Moorbank botanic garden at Newcastle University faces closure threat

Newcastle University's 1.6ha Moorbank botanic garden is under threat of closure.

The university, which leases the land from the city's freemen, said it will not renew the agreement due to the running costs and investment needed. The garden's grounds, desert house and tropical glasshouses hold plant collections amassed over almost a century.

Moorbank education officer Helen Talbot said until the university notifies the landlords in the new year, and the friends know what research and bequeathed plants could be moved, plans to open the site to the public cannot go forward. "We're hoping to negotiate with the freemen a separate lease so the garden can continue as a community resource and public attraction. But our biggest fear is the university will just take everything and leave us nothing but grass."

Newcastle University science faculty pro-vice-chancellor Professor Steve Homans said: "The primary purpose of Moorbank has been to support university teaching and research. However, the level of activity in both of these areas at the gardens has reduced in recent years."

He added: "The number of students using Moorbank is minimal. This has prompted us to review the research, teaching and engagement activities and assess whether they offer value for money.

"The gardens are not attracting those young people we need to reach on the scale we need in order to meet the Government's increasingly challenging widening participation targets.

"We have notified the landowners of our intention to surrender our lease, giving 12 months notice. We would be delighted if the Friends of Moorbank or any other volunteer group wanted to take over the lease."

The university withdrew a ú188,000 Heritage Lottery Fund (HLF) bid in August, but the HLF said it could back a future project with the friends group.


Have you registered with us yet?

Register now to enjoy more articles and free email bulletins

Sign up now
Already registered?
Sign in

Before commenting please read our rules for commenting on articles.

If you see a comment you find offensive, you can flag it as inappropriate. In the top right-hand corner of an individual comment, you will see 'flag as inappropriate'. Clicking this prompts us to review the comment. For further information see our rules for commenting on articles.

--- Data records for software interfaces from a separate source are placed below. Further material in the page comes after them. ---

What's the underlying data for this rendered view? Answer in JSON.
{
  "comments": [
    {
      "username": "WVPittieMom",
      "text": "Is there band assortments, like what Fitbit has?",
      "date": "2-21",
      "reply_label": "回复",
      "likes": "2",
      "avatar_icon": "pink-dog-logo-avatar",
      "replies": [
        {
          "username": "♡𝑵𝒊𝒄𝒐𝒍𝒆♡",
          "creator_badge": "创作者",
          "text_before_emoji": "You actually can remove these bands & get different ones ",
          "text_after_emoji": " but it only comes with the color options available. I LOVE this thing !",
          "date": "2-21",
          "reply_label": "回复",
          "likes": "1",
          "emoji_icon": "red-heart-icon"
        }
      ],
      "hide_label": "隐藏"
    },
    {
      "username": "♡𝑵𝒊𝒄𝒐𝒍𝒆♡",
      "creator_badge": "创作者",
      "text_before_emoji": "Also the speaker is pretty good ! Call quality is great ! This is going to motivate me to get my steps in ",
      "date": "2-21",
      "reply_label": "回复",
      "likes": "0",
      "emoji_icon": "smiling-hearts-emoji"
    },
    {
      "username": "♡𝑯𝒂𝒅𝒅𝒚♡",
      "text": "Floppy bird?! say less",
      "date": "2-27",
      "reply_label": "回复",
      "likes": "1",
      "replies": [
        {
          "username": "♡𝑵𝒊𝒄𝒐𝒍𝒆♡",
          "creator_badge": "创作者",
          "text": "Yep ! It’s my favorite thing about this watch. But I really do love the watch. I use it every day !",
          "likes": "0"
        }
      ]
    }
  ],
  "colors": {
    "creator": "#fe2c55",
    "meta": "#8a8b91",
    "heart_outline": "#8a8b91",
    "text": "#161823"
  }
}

comments powered by Disqus

Read These Next

Mowers special report - Tractor-mounted units

Mowers special report - Tractor-mounted units

Are cylinder or rotary mowers the best bet to maximise efficiency, performance and productivity? Sally Drury reports.

Mowers special report - Ever-improving ride-ons

Mowers special report - Ever-improving ride-ons

Manufacturers are offering grounds professionals better models to tackle the most challenging mowing conditions, writes Sally Drury.

Mowers special report -  Remote-control and walk-behind mowers

Mowers special report - Remote-control and walk-behind mowers

Topography and the environment are key factors for mowing awkward areas but the latest machines are making the job easier, says Sally Drury.


Follow us on:
  • Facebook
  • LinkedIn
  • Twitter
  • Google +
Horticulture Jobs
More Horticulture Jobs

Horticulture Week Custodian Awards

Products & Kit Resources